Two tile mosaic murals more than half-a-century old on the entry walls to City Hall that depicted the history of Arcadia will be uncovered and restored in the coming months.
The mosaics, featuring what appear to be child-like drawings depicting the area from the time of Spanish exploration through the Lucky Baldwin era and the first horse race track, were designed to be part of the remodeled 1947 City Hall in the late 1950s. Less than 20 years later the mosaics were painted over with a stucco-like paint in the 1970s and have not been seen since.
The mosaics were discovered as part of a $1 million-plus overhaul of the aging City Hall begun last year. Several tiles on both sides of the entryway were exposed in chunks during the removal of bannisters.

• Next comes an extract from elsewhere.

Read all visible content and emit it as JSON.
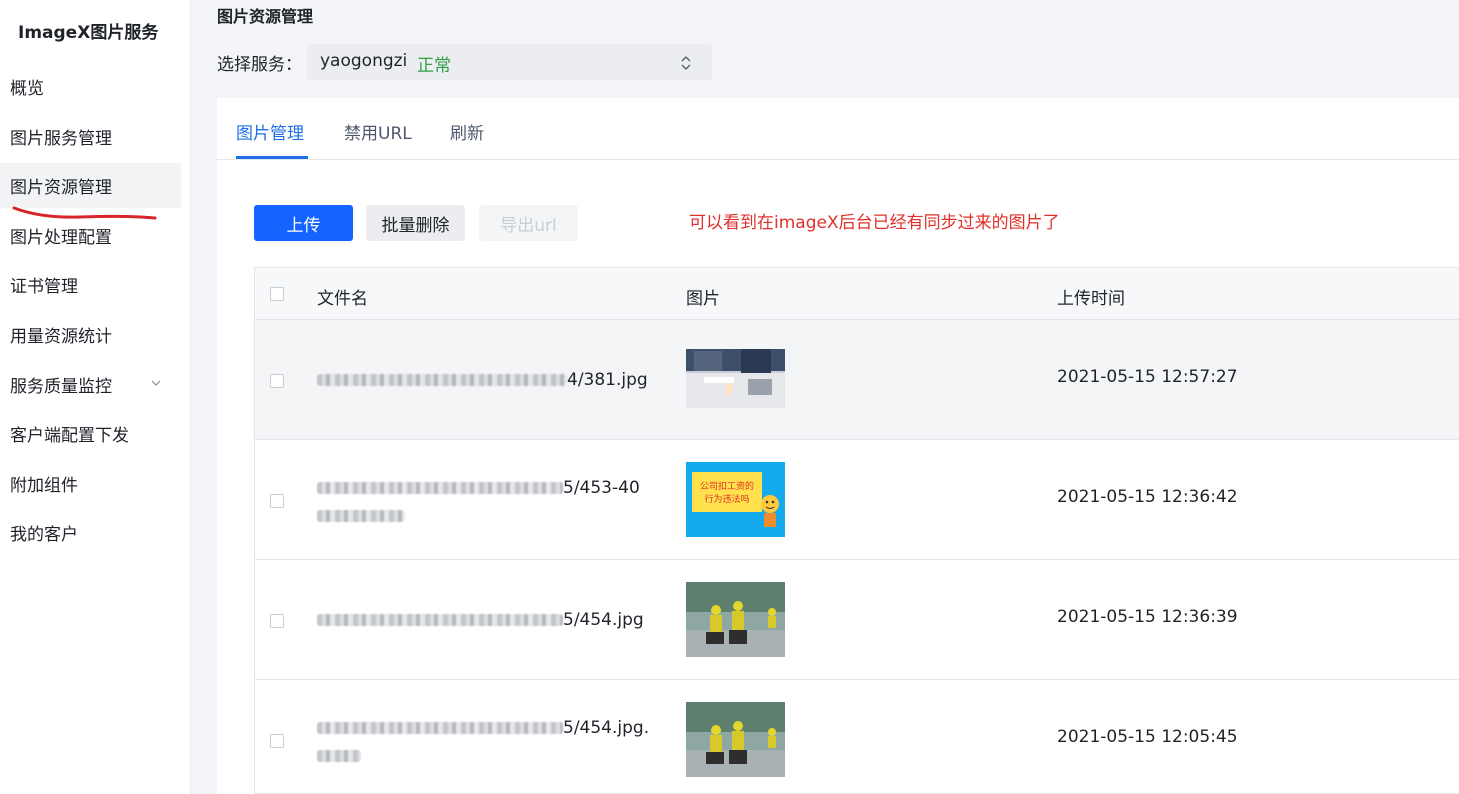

The chunks of exposed tiles are visible to the public now awaiting a final decision about what to do with the underlying artwork that has been hidden for about four decades.
The City Council approved the $21,450 project to restore the artwork Tuesday by a vote of 4-1 after some discussion on the effort that was most strongly supported by Councilman Gary Kovacic and opposed by Mayor Bob Harbicht. Kovacic said it’s not only important that the City retain a connection to its historical roots but also create and maintain public art. Harbicht said that just because something is old doesn’t mean it’s historic or should be considered art. “There was probably a reason they covered it up,” he added.
According to a January 1958 newspaper article and photo in the Star-News dredged up by the Arcadia Public Library, the tile murals were designed by Jay Rivkin and included a third one at the then-new police station which was later destroyed to make way for the 21st century station now standing across the lawn from City Hall. The murals were approved at a cost of $11,540 in 1950s dollars, which would equate to more than $90,000 in today’s dollars when accounting for inflation.
Ongoing City Hall improvements began last year to ”increase the energy efficiency and aesthetics of “Upper” and “Lower” City Hall with replacement of air handling unit and installation of new double pane insulated windows and frames.
The second phase of City Hall improvements have been:
• Paint interior walls both Upper and Lower City Hall
• Paint exterior of the Upper and Lower buildings
• Install new signage and replace all existing interior doors and jams
• Install carpet and tile in Upper and Lower City Hall
Other notable building projects have included the extending of existing fiber infrastructure to other remote city facilities such as Fire, Library, Police, and Recreation.
More than $400,000 in recommended exterior renovations were discussed in the Tuesday study session as part of a Phase 3 of the project that will be brought back to City Council for final approval. Among the recommended improvements:
- clean and paint the building
- replace downspouts
- replace tile at entry area
- create additional landscaping
- install as many as 21 round skylights in the courtyard canopy and entry lobby
- replace guardrails with lighter and less distracting design
- install at least a dozen new aluminum and glass doors
- modify concrete wall at north entry from parking lot and add signage to provide clearer visual entry points for public
- replace entryway signage at stairs with informational kiosk
- add trim and roofing to align roof lines
- replace light fixtures at courtyard canopy
- add trellis plants to west wall in courtyard
- add water-conserving planting and irrigation between building foundation and walkways, and replace tropical plants with flowering perennials
- modify access ramps and handrails, add benches
- create two-level stepped planters in courtyard
- remove decorative railing at west building entry
As for the mosaic murals created by Rivkin, who died in 2006, Silverlake Conservation was contracted to help determine their condition.
The 16 or so exposed six-inch-square white clay tiles are in very good condition, for the most part. The glazes are gloss and satin colored glazes and black overglaze, according to a report from the City.